The production of X-ray images is a complex process that uses electromagnetic radiation. X-rays are high-frequency energy waves that penetrate through the body or the target organ and are either absorbed, reflected off, or traversed through the body. The X-ray tube, which produces the X-ray, is composed of a cathode and an anode. The cathode is a tungsten filament, which is heated during the process by electricity and ultimately produces electrons that travel through the tube to the target (anode). Once the high-speed electrons hit the target, producing X-rays in the form of photons.
A visible radiographic image is produced following processing of the latent or invisible image. Depending on the type of imaging system, acquiring, processing, and displaying of the image can vary significantly. However, the attributes of a quality radiographic image are similar regardless of the type of imaging system. This chapter focuses on how the image is formed and its quality after processing.
X-rays are primarily regulated by the kVp, mA setting, and exposure time. Image production can be individualized by manipulating these three factors to produce the best image. The kVp controls the energy and penetration quality of the X-ray, which is important when considering the patient's size, age, and amount of movement. The quality of the X-ray beam becomes enhanced by increasing the kVp. Contrast is also controlled by kVp by regulating the absorption of the X-ray beam. The mA setting controls the number of electrons emitted by monitoring the heating of the filament and thus controls the number of X-ray photons produced at the anode. Exposure time determines the number of X-rays. A longer exposure time increases the number of X-ray photons. Other factors that control x-ray quality or production include filtration, collimation, distance from the object or source, motion, and anatomy/pathology of the target organ or body.

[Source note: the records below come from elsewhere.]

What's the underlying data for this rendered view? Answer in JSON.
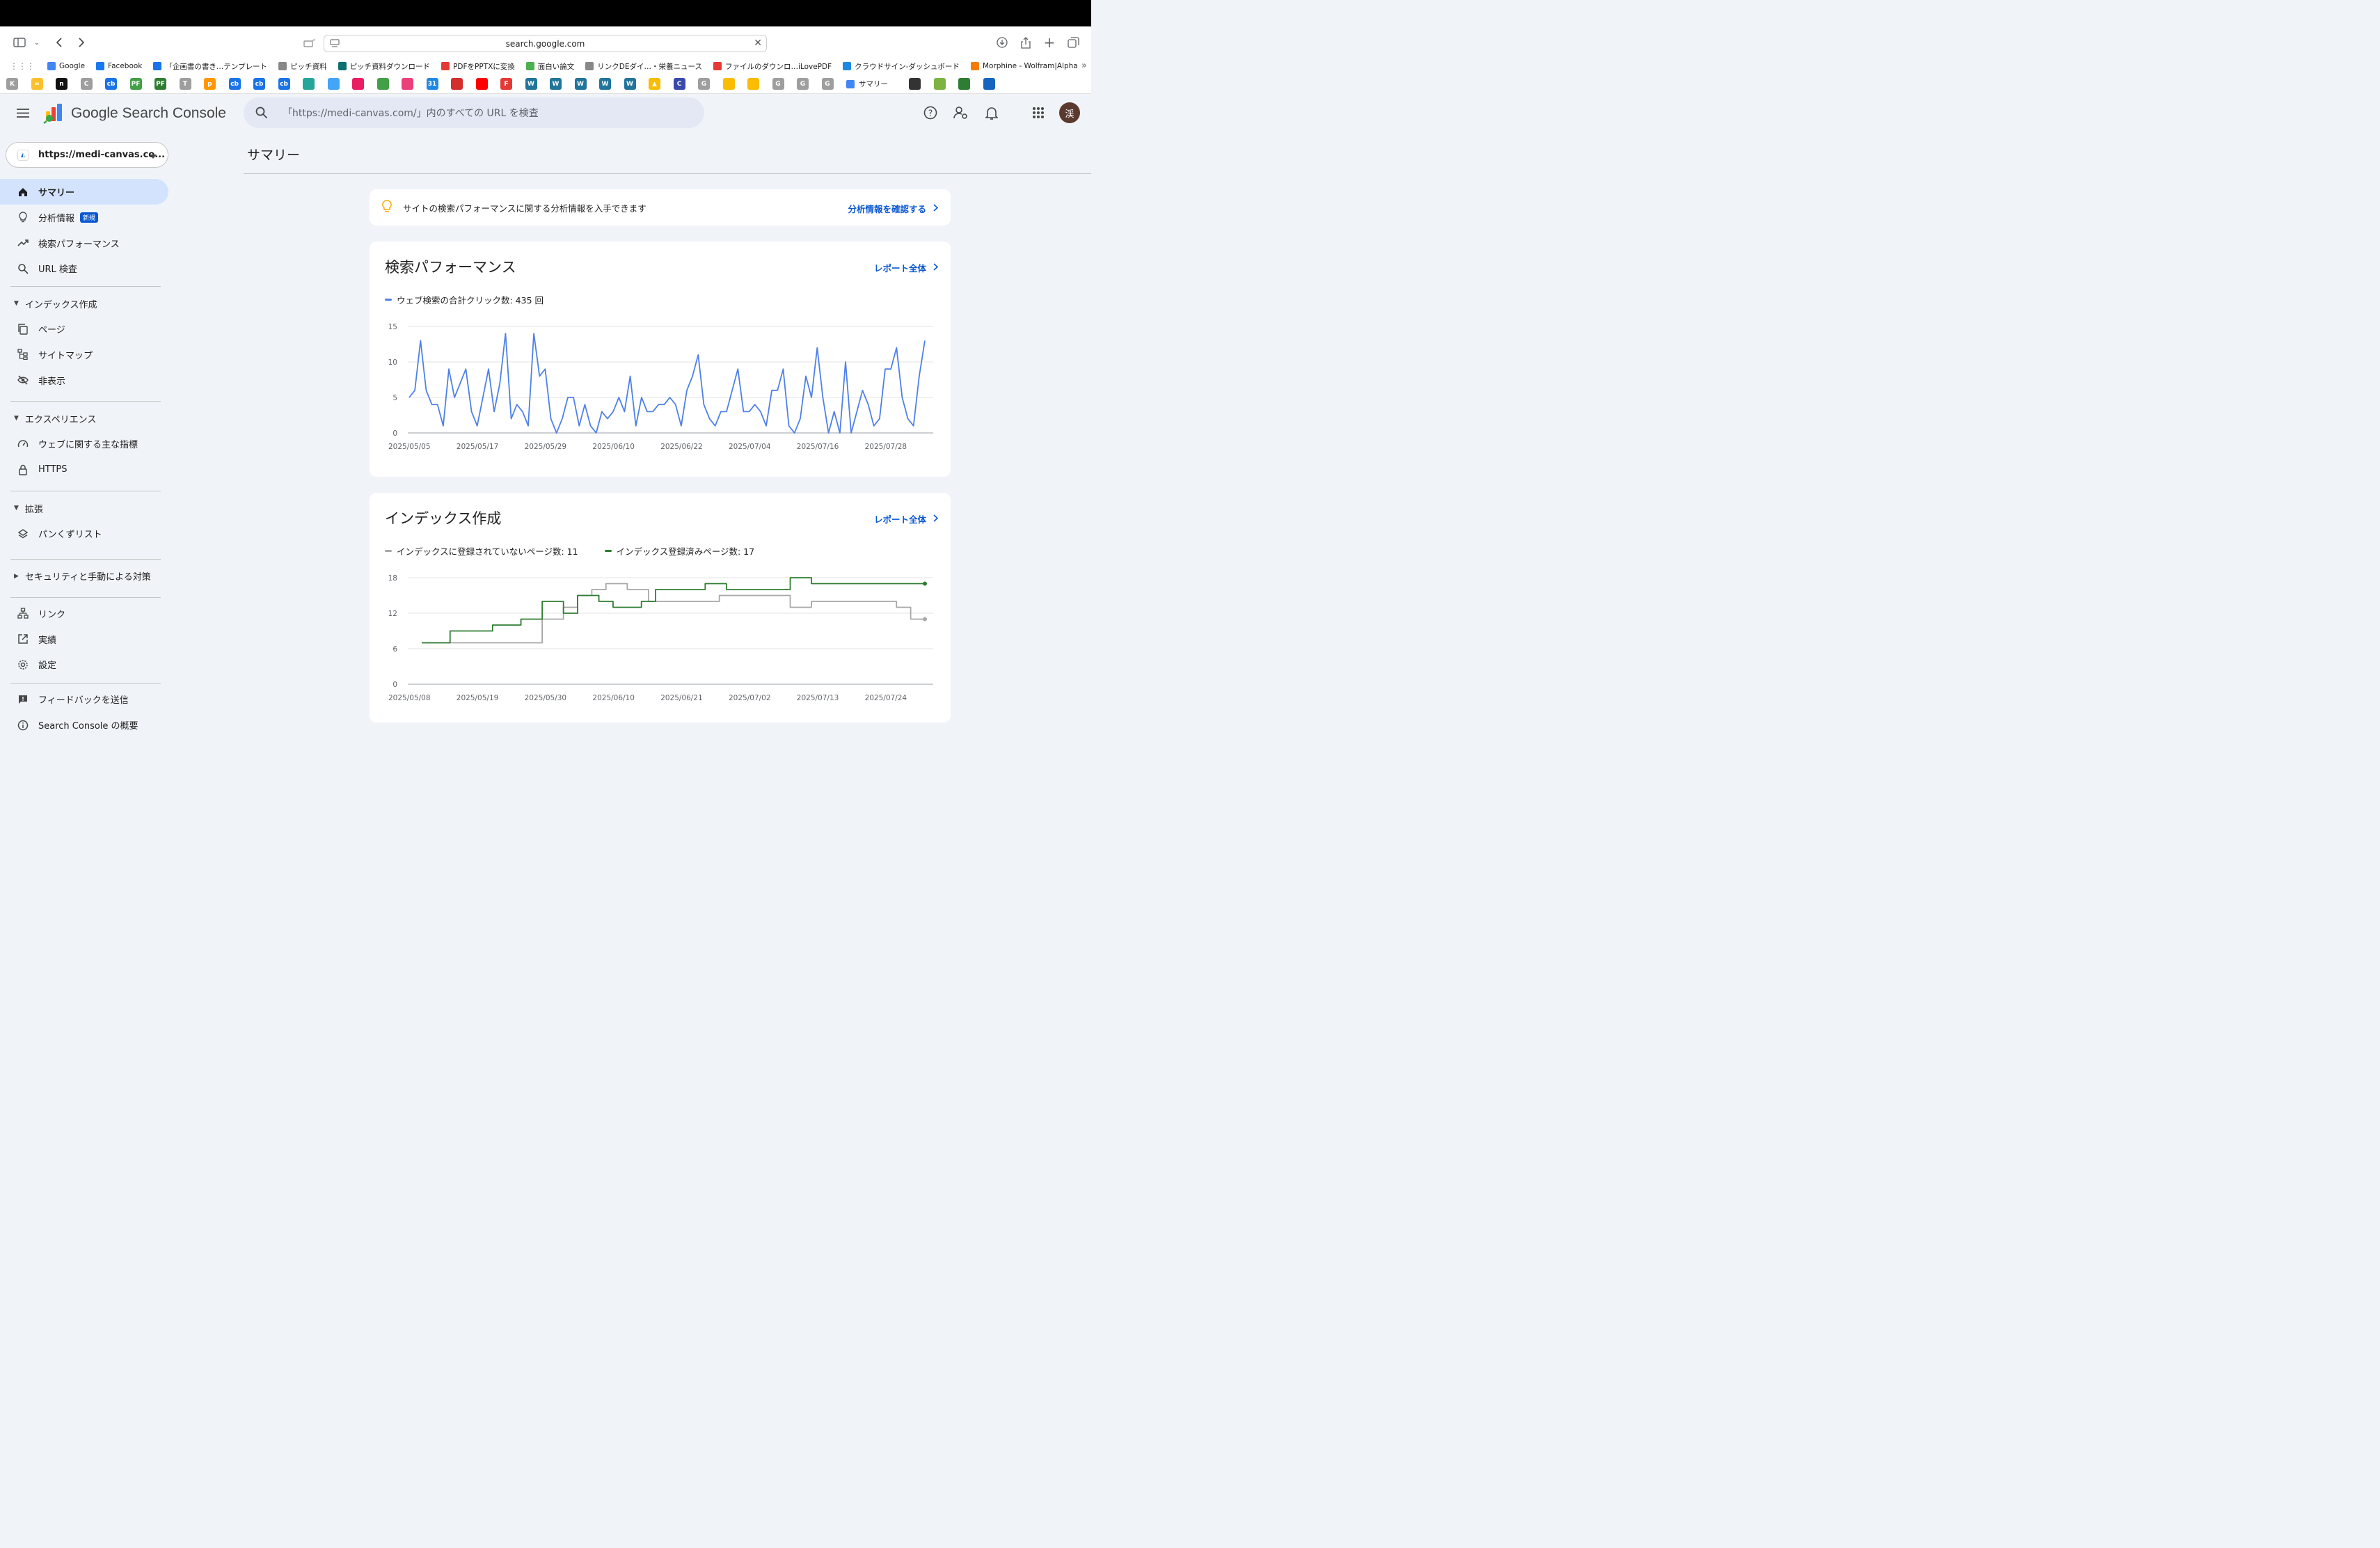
{
  "browser": {
    "url": "search.google.com",
    "bookmarks": [
      {
        "label": "Google",
        "color": "#4285f4"
      },
      {
        "label": "Facebook",
        "color": "#1877f2"
      },
      {
        "label": "「企画書の書き…テンプレート",
        "color": "#1a73e8"
      },
      {
        "label": "ピッチ資料",
        "color": "#888888"
      },
      {
        "label": "ピッチ資料ダウンロード",
        "color": "#0f6e6e"
      },
      {
        "label": "PDFをPPTXに変換",
        "color": "#e53935"
      },
      {
        "label": "面白い論文",
        "color": "#4caf50"
      },
      {
        "label": "リンクDEダイ…・栄養ニュース",
        "color": "#888888"
      },
      {
        "label": "ファイルのダウンロ…iLovePDF",
        "color": "#e53935"
      },
      {
        "label": "クラウドサイン-ダッシュボード",
        "color": "#1e88e5"
      },
      {
        "label": "Morphine - Wolfram|Alpha",
        "color": "#f57c00"
      }
    ],
    "favicons": [
      {
        "text": "K",
        "color": "#9e9e9e"
      },
      {
        "text": "∞",
        "color": "#fbc02d"
      },
      {
        "text": "n",
        "color": "#111111"
      },
      {
        "text": "C",
        "color": "#9e9e9e"
      },
      {
        "text": "cb",
        "color": "#1a73e8"
      },
      {
        "text": "PF",
        "color": "#43a047"
      },
      {
        "text": "PF",
        "color": "#2e7d32"
      },
      {
        "text": "T",
        "color": "#9e9e9e"
      },
      {
        "text": "p",
        "color": "#ff9800"
      },
      {
        "text": "cb",
        "color": "#1a73e8"
      },
      {
        "text": "cb",
        "color": "#1a73e8"
      },
      {
        "text": "cb",
        "color": "#1a73e8"
      },
      {
        "text": "",
        "color": "#26a69a"
      },
      {
        "text": "",
        "color": "#42a5f5"
      },
      {
        "text": "",
        "color": "#e91e63"
      },
      {
        "text": "",
        "color": "#43a047"
      },
      {
        "text": "",
        "color": "#ec407a"
      },
      {
        "text": "31",
        "color": "#1e88e5"
      },
      {
        "text": "",
        "color": "#d32f2f"
      },
      {
        "text": "",
        "color": "#ff0000"
      },
      {
        "text": "F",
        "color": "#e53935"
      },
      {
        "text": "W",
        "color": "#21759b"
      },
      {
        "text": "W",
        "color": "#21759b"
      },
      {
        "text": "W",
        "color": "#21759b"
      },
      {
        "text": "W",
        "color": "#21759b"
      },
      {
        "text": "W",
        "color": "#21759b"
      },
      {
        "text": "▲",
        "color": "#fbbc04"
      },
      {
        "text": "C",
        "color": "#3949ab"
      },
      {
        "text": "G",
        "color": "#9e9e9e"
      },
      {
        "text": "",
        "color": "#fbbc04"
      },
      {
        "text": "",
        "color": "#fbbc04"
      },
      {
        "text": "G",
        "color": "#9e9e9e"
      },
      {
        "text": "G",
        "color": "#9e9e9e"
      },
      {
        "text": "G",
        "color": "#9e9e9e"
      },
      {
        "text": "",
        "color": "#333333"
      },
      {
        "text": "",
        "color": "#7cb342"
      },
      {
        "text": "",
        "color": "#2e7d32"
      },
      {
        "text": "",
        "color": "#1565c0"
      }
    ],
    "active_tab": "サマリー"
  },
  "app": {
    "product_name": "Google Search Console",
    "search_placeholder": "「https://medi-canvas.com/」内のすべての URL を検査",
    "avatar_letter": "渓"
  },
  "sidebar": {
    "property": "https://medi-canvas.co...",
    "items": [
      {
        "label": "サマリー",
        "icon": "home-icon",
        "active": true
      },
      {
        "label": "分析情報",
        "icon": "lightbulb-icon",
        "badge": "新規"
      },
      {
        "label": "検索パフォーマンス",
        "icon": "trending-up-icon"
      },
      {
        "label": "URL 検査",
        "icon": "search-icon"
      }
    ],
    "sections": [
      {
        "title": "インデックス作成",
        "expanded": true,
        "items": [
          {
            "label": "ページ",
            "icon": "pages-icon"
          },
          {
            "label": "サイトマップ",
            "icon": "sitemap-icon"
          },
          {
            "label": "非表示",
            "icon": "visibility-off-icon"
          }
        ]
      },
      {
        "title": "エクスペリエンス",
        "expanded": true,
        "items": [
          {
            "label": "ウェブに関する主な指標",
            "icon": "speed-icon"
          },
          {
            "label": "HTTPS",
            "icon": "lock-icon"
          }
        ]
      },
      {
        "title": "拡張",
        "expanded": true,
        "items": [
          {
            "label": "パンくずリスト",
            "icon": "layers-icon"
          }
        ]
      },
      {
        "title": "セキュリティと手動による対策",
        "expanded": false,
        "items": []
      }
    ],
    "bottom_items": [
      {
        "label": "リンク",
        "icon": "links-icon"
      },
      {
        "label": "実績",
        "icon": "open-in-new-icon"
      },
      {
        "label": "設定",
        "icon": "settings-icon"
      }
    ],
    "footer_items": [
      {
        "label": "フィードバックを送信",
        "icon": "feedback-icon"
      },
      {
        "label": "Search Console の概要",
        "icon": "info-icon"
      }
    ]
  },
  "main": {
    "page_title": "サマリー",
    "insight": {
      "text": "サイトの検索パフォーマンスに関する分析情報を入手できます",
      "link": "分析情報を確認する"
    },
    "performance_card": {
      "title": "検索パフォーマンス",
      "link": "レポート全体"
    },
    "index_card": {
      "title": "インデックス作成",
      "link": "レポート全体"
    }
  },
  "chart_data": [
    {
      "type": "line",
      "title": "検索パフォーマンス",
      "series": [
        {
          "name": "ウェブ検索の合計クリック数: 435 回",
          "color": "#4e80e8",
          "values": [
            5,
            6,
            13,
            6,
            4,
            4,
            1,
            9,
            5,
            7,
            9,
            3,
            1,
            5,
            9,
            3,
            7,
            14,
            2,
            4,
            3,
            1,
            14,
            8,
            9,
            2,
            0,
            2,
            5,
            5,
            1,
            4,
            1,
            0,
            3,
            2,
            3,
            5,
            3,
            8,
            1,
            5,
            3,
            3,
            4,
            4,
            5,
            4,
            1,
            6,
            8,
            11,
            4,
            2,
            1,
            3,
            3,
            6,
            9,
            3,
            3,
            4,
            3,
            1,
            6,
            6,
            9,
            1,
            0,
            2,
            8,
            5,
            12,
            5,
            0,
            3,
            0,
            10,
            0,
            3,
            6,
            4,
            1,
            2,
            9,
            9,
            12,
            5,
            2,
            1,
            8,
            13
          ]
        }
      ],
      "x_tick_labels": [
        "2025/05/05",
        "2025/05/17",
        "2025/05/29",
        "2025/06/10",
        "2025/06/22",
        "2025/07/04",
        "2025/07/16",
        "2025/07/28"
      ],
      "y_ticks": [
        0,
        5,
        10,
        15
      ],
      "ylim": [
        0,
        15
      ],
      "grid": true,
      "legend": "top-left"
    },
    {
      "type": "line",
      "title": "インデックス作成",
      "series": [
        {
          "name": "インデックスに登録されていないページ数: 11",
          "color": "#a8a8a8",
          "values": [
            7,
            7,
            7,
            7,
            7,
            7,
            7,
            7,
            7,
            7,
            7,
            7,
            7,
            7,
            7,
            7,
            7,
            11,
            11,
            11,
            13,
            13,
            15,
            15,
            16,
            16,
            17,
            17,
            17,
            16,
            16,
            16,
            14,
            14,
            14,
            14,
            14,
            14,
            14,
            14,
            14,
            14,
            15,
            15,
            15,
            15,
            15,
            15,
            15,
            15,
            15,
            15,
            13,
            13,
            13,
            14,
            14,
            14,
            14,
            14,
            14,
            14,
            14,
            14,
            14,
            14,
            14,
            13,
            13,
            11,
            11,
            11
          ]
        },
        {
          "name": "インデックス登録済みページ数: 17",
          "color": "#2e7d32",
          "values": [
            7,
            7,
            7,
            7,
            9,
            9,
            9,
            9,
            9,
            9,
            10,
            10,
            10,
            10,
            11,
            11,
            11,
            14,
            14,
            14,
            12,
            12,
            15,
            15,
            15,
            14,
            14,
            13,
            13,
            13,
            13,
            14,
            14,
            16,
            16,
            16,
            16,
            16,
            16,
            16,
            17,
            17,
            17,
            16,
            16,
            16,
            16,
            16,
            16,
            16,
            16,
            16,
            18,
            18,
            18,
            17,
            17,
            17,
            17,
            17,
            17,
            17,
            17,
            17,
            17,
            17,
            17,
            17,
            17,
            17,
            17,
            17
          ]
        }
      ],
      "x_tick_labels": [
        "2025/05/08",
        "2025/05/19",
        "2025/05/30",
        "2025/06/10",
        "2025/06/21",
        "2025/07/02",
        "2025/07/13",
        "2025/07/24"
      ],
      "y_ticks": [
        0,
        6,
        12,
        18
      ],
      "ylim": [
        0,
        18
      ],
      "grid": true,
      "legend": "top-left"
    }
  ]
}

Once the patient is positioned in the right spot with the anatomic target in place, X-rays pass through the body, and remnant rays strike the image receptor located behind the patient. The image receptor may be a charged electron device used in digital radiography, a photosensitive phosphor plate used in computed radiography, or a conventional film screen. In conventional radiography, X-rays pass through the body and hit a film screen receptor, a transparent film composed of a silver bromide crystal emulsion spread between polyester base sheets. Once it strikes the film, the crystals fluoresce and produce a latent image. A latent image needs further processing for it to be visible. Although it is invisible to the naked eye, it is now more sensitive to chemicals used to produce the image. After using these chemicals called developers, a process of fixation, washing, and drying takes place to create an image. In computed radiography, X-rays strike a photosensitive phosphor plate, and the resulting electrons in the phosphor particles are placed in a high-energy state, producing a latent image. The latent image is processed and scanned via lasers to develop a visible image. Digital radiography uses different chemical elements to interact with X-rays. The latent image is produced in the form of electric signals, which are directly transferred to a computer to create an image in real-time. Digital radiography is the latest advancement in image production and is currently preferable to other modalities due to its efficiency and improved quality.
Medical imaging is among the most valuable technological advancements in the field of medicine and has resulted in many improvements in the diagnosis and treatment of numerous medical conditions. Image production and evaluation have allowed healthcare professionals to efficiently recognize and assess emergent cases and have been a crucial tool in improving public health.
Examples include the use of mammography in breast cancer screening, radiography in the assessment of fractures or identifying pneumonia, ultrasound image guidance in treating tumors, and the use of multiple imaging modalities during procedures such as joint injections and in the insertion of stents, catheters, and other medical devices. Imaging aids in diagnosis and reduces the risk of unnecessary medical or surgical interventions. Medical professionals need to understand the risks and benefits of imaging and learn how to utilize imaging modalities properly. Understanding the mechanism behind image production and knowledge of the different components that affect image accuracy is crucial in optimizing image quality and providing the best care for patients.
Nursing, Allied Health, and Interprofessional Team Interventions
Understanding image production techniques and knowledge of image evaluation are crucial in proposing the appropriate diagnosis and treatment. Balancing the risks and benefits must always be done before imaging tests that utilize ionizing radiation.